Windows are different in Germany, too. And I love them. In Germany, you can turn the handle to open a window like a door or to crack it open at the top. I love this so much, and I can’t really explain why. In the US, windows typically slide up or down or to the side to open.

Eggs don’t need to be refrigerated 

How? Why? How? You really don’t have to refrigerate them? Are you sure you can just leave them on the counter? Even though I *know* that they’re safe to eat, I still can’t help but put mine in the refrigerator immediately after I buy them. It makes me too nervous. 
When it comes to the eggs themselves, there are sometimes surprises –  like chicken poop and feathers.
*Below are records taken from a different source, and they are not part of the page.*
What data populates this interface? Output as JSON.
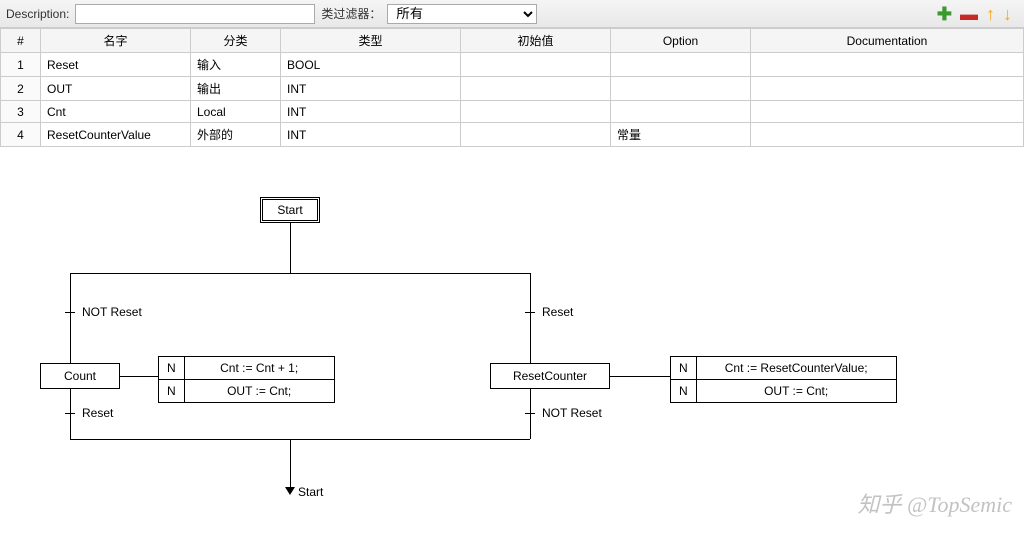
{
  "toolbar": {
    "desc_label": "Description:",
    "desc_value": "",
    "filter_label": "类过滤器：",
    "filter_selected": "所有"
  },
  "columns": {
    "idx": "#",
    "name": "名字",
    "cat": "分类",
    "type": "类型",
    "init": "初始值",
    "opt": "Option",
    "doc": "Documentation"
  },
  "rows": [
    {
      "idx": "1",
      "name": "Reset",
      "cat": "输入",
      "type": "BOOL",
      "init": "",
      "opt": "",
      "doc": ""
    },
    {
      "idx": "2",
      "name": "OUT",
      "cat": "输出",
      "type": "INT",
      "init": "",
      "opt": "",
      "doc": ""
    },
    {
      "idx": "3",
      "name": "Cnt",
      "cat": "Local",
      "type": "INT",
      "init": "",
      "opt": "",
      "doc": ""
    },
    {
      "idx": "4",
      "name": "ResetCounterValue",
      "cat": "外部的",
      "type": "INT",
      "init": "",
      "opt": "常量",
      "doc": ""
    }
  ],
  "sfc": {
    "start": "Start",
    "not_reset": "NOT Reset",
    "reset": "Reset",
    "count": "Count",
    "reset_counter": "ResetCounter",
    "n": "N",
    "a1": "Cnt := Cnt + 1;",
    "a2": "OUT := Cnt;",
    "a3": "Cnt := ResetCounterValue;",
    "a4": "OUT := Cnt;",
    "loop": "Start"
  },
  "watermark": "知乎 @TopSemic"
}
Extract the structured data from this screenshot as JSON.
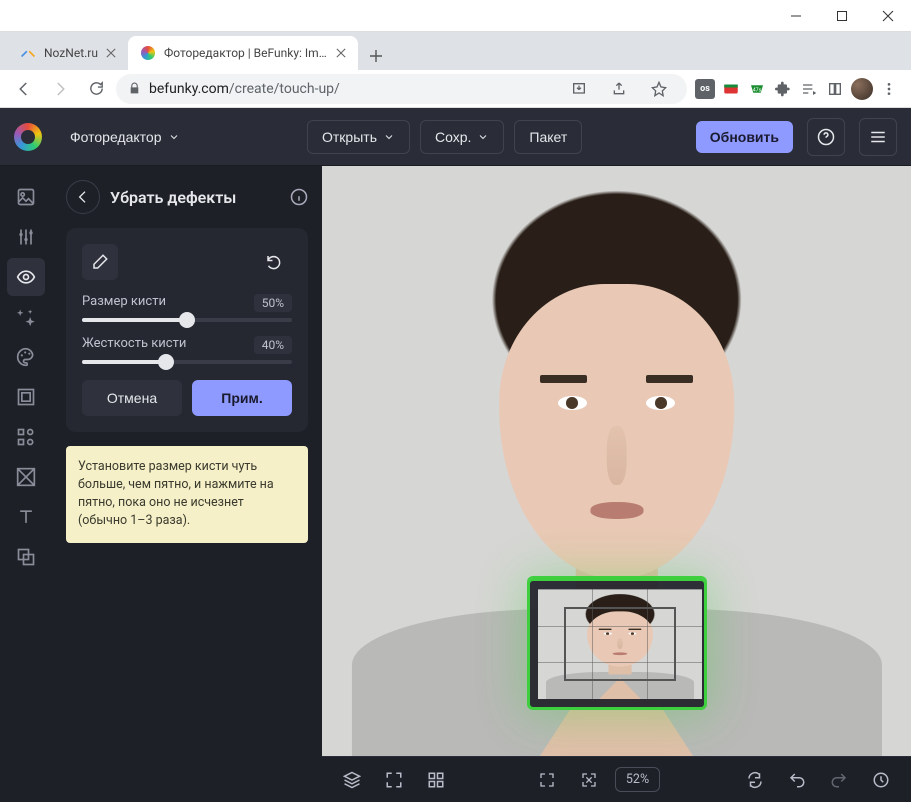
{
  "window": {
    "tabs": [
      {
        "title": "NozNet.ru",
        "active": false
      },
      {
        "title": "Фоторедактор | BeFunky: Image",
        "active": true
      }
    ]
  },
  "browser": {
    "url_host": "befunky.com",
    "url_path": "/create/touch-up/"
  },
  "header": {
    "editor_label": "Фоторедактор",
    "open_label": "Открыть",
    "save_label": "Сохр.",
    "batch_label": "Пакет",
    "upgrade_label": "Обновить"
  },
  "panel": {
    "title": "Убрать дефекты",
    "brush_size_label": "Размер кисти",
    "brush_size_value": "50%",
    "brush_size_pct": 50,
    "hardness_label": "Жесткость кисти",
    "hardness_value": "40%",
    "hardness_pct": 40,
    "cancel_label": "Отмена",
    "apply_label": "Прим.",
    "hint_text": "Установите размер кисти чуть больше, чем пятно, и нажмите на пятно, пока оно не исчезнет (обычно 1–3 раза)."
  },
  "bottombar": {
    "zoom_value": "52%"
  }
}
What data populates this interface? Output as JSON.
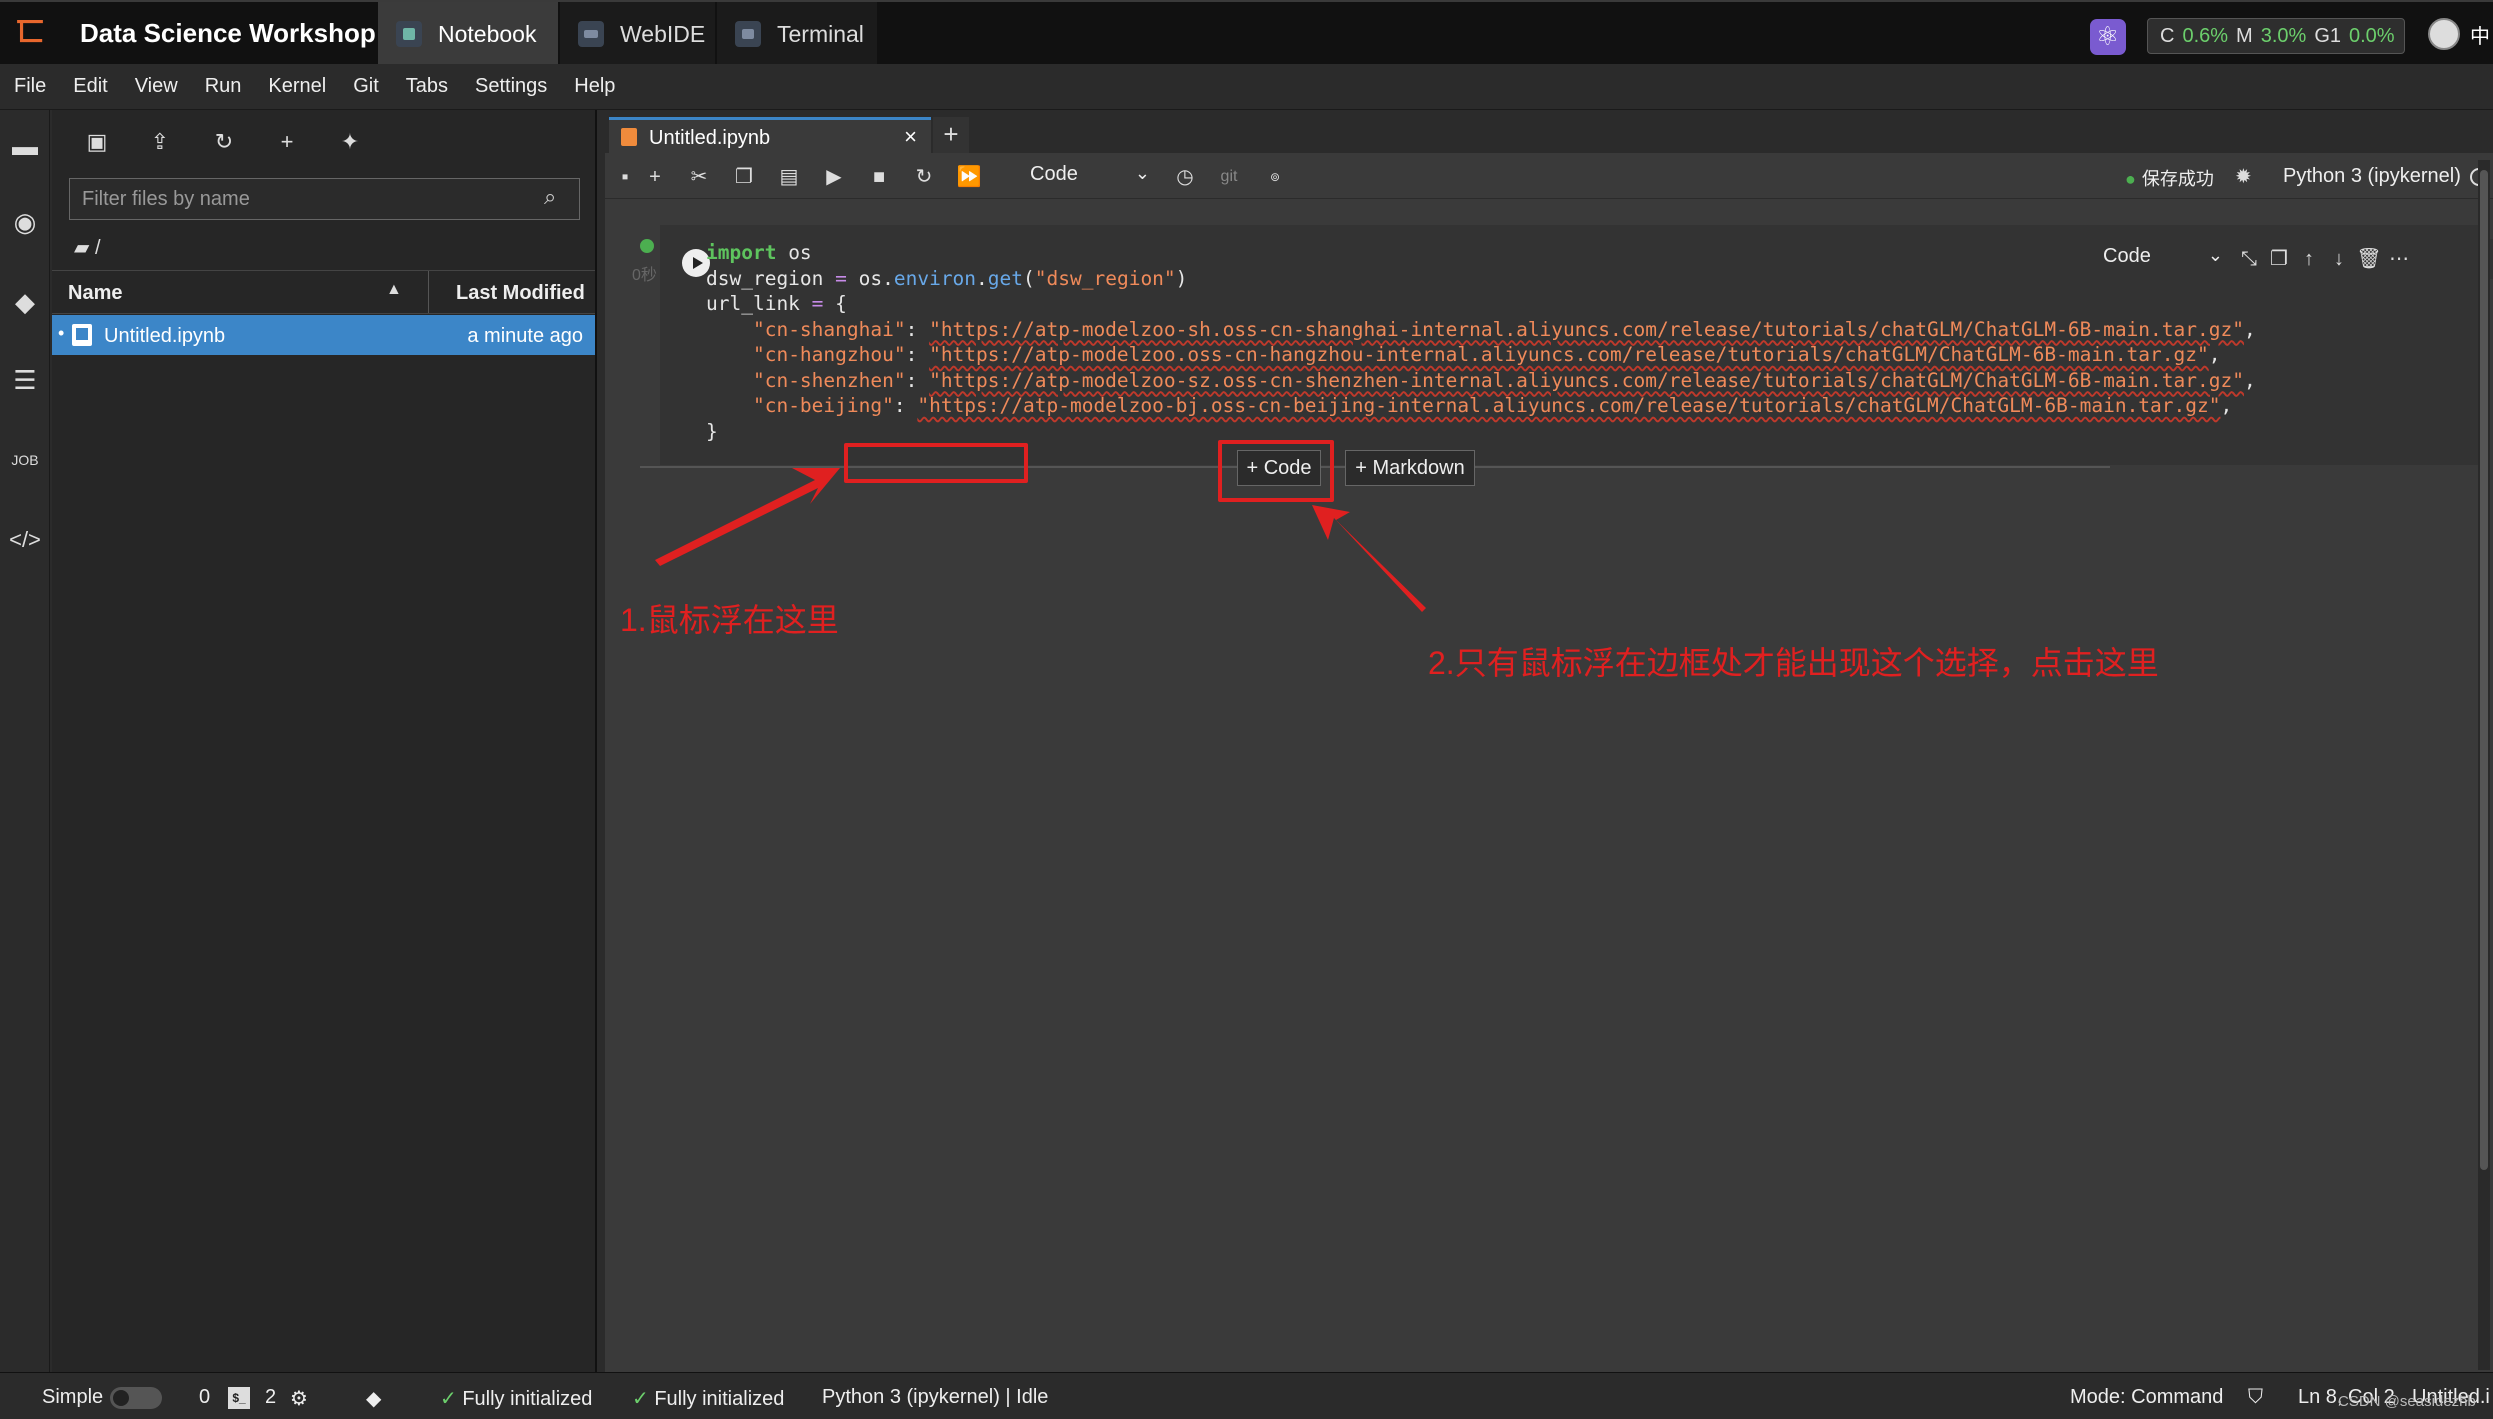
{
  "topbar": {
    "app_title": "Data Science Workshop",
    "tabs": [
      {
        "label": "Notebook",
        "active": true
      },
      {
        "label": "WebIDE",
        "active": false
      },
      {
        "label": "Terminal",
        "active": false
      }
    ],
    "resources": {
      "c_label": "C",
      "c_value": "0.6%",
      "m_label": "M",
      "m_value": "3.0%",
      "g_label": "G1",
      "g_value": "0.0%"
    },
    "lang": "中"
  },
  "menu": [
    "File",
    "Edit",
    "View",
    "Run",
    "Kernel",
    "Git",
    "Tabs",
    "Settings",
    "Help"
  ],
  "file_browser": {
    "filter_placeholder": "Filter files by name",
    "breadcrumb": "/",
    "columns": {
      "name": "Name",
      "modified": "Last Modified"
    },
    "files": [
      {
        "name": "Untitled.ipynb",
        "modified": "a minute ago",
        "selected": true
      }
    ]
  },
  "notebook": {
    "tab_label": "Untitled.ipynb",
    "cell_type": "Code",
    "git_label": "git",
    "save_status": "保存成功",
    "kernel": "Python 3 (ipykernel)",
    "cell": {
      "exec_time": "0秒",
      "lines": [
        "import os",
        "dsw_region = os.environ.get(\"dsw_region\")",
        "url_link = {",
        "    \"cn-shanghai\": \"https://atp-modelzoo-sh.oss-cn-shanghai-internal.aliyuncs.com/release/tutorials/chatGLM/ChatGLM-6B-main.tar.gz\",",
        "    \"cn-hangzhou\": \"https://atp-modelzoo.oss-cn-hangzhou-internal.aliyuncs.com/release/tutorials/chatGLM/ChatGLM-6B-main.tar.gz\",",
        "    \"cn-shenzhen\": \"https://atp-modelzoo-sz.oss-cn-shenzhen-internal.aliyuncs.com/release/tutorials/chatGLM/ChatGLM-6B-main.tar.gz\",",
        "    \"cn-beijing\": \"https://atp-modelzoo-bj.oss-cn-beijing-internal.aliyuncs.com/release/tutorials/chatGLM/ChatGLM-6B-main.tar.gz\",",
        "}"
      ]
    },
    "add_code_label": "+ Code",
    "add_markdown_label": "+ Markdown"
  },
  "annotations": {
    "step1": "1.鼠标浮在这里",
    "step2": "2.只有鼠标浮在边框处才能出现这个选择，点击这里",
    "color": "#e02020"
  },
  "statusbar": {
    "mode_label": "Simple",
    "terminals_count": "0",
    "kernels_count": "2",
    "init_1": "Fully initialized",
    "init_2": "Fully initialized",
    "kernel_status": "Python 3 (ipykernel) | Idle",
    "mode": "Mode: Command",
    "cursor": "Ln 8, Col 2",
    "file": "Untitled.i",
    "watermark": "CSDN @seasidezhb"
  },
  "colors": {
    "accent": "#3c86c8",
    "success": "#4caf50",
    "brand": "#e8672d"
  }
}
That is not something you see in the US, unless you live on a farm. I actually did grow up on a farm in Iowa, and my youngest brother raised chickens for awhile. I’ve seen eggs in their natural state, but most Americans have not. And even though they were fresh from the chicken coop, my family still refrigerated those eggs!

Water often isn’t free – And bathrooms may not be, either 

When you sit down at a restaurant in the US, you’re immediately brought a glass of tap water with lots of ice. You get as many refills as you want, and it doesn’t cost a cent. It’s a big shock to Americans traveling in Europe the first time they’re charged for water. And forget about ice! Even if it’s 100 degrees out, you’ll rarely find ice cubes for your drinks in Germany.

You can get tap water for free in Germany, but Americans don't really know how to ask for it. Most of the time we end up with a pricey bottle of mineral water. In the US, 99% of the time, you’re served still water. Sparkling water has become more popular now, but most Americans don’t know to ask for still or mineral water when in Germany. 
Then there are the bathrooms. Bathrooms in the US are free, and there are never attendants you need to tip unless you’re in a nightclub. I still distinctly remember the first time I paid a euro to use a toilet. It was a sad night. I would have rather saved that money for ice cream.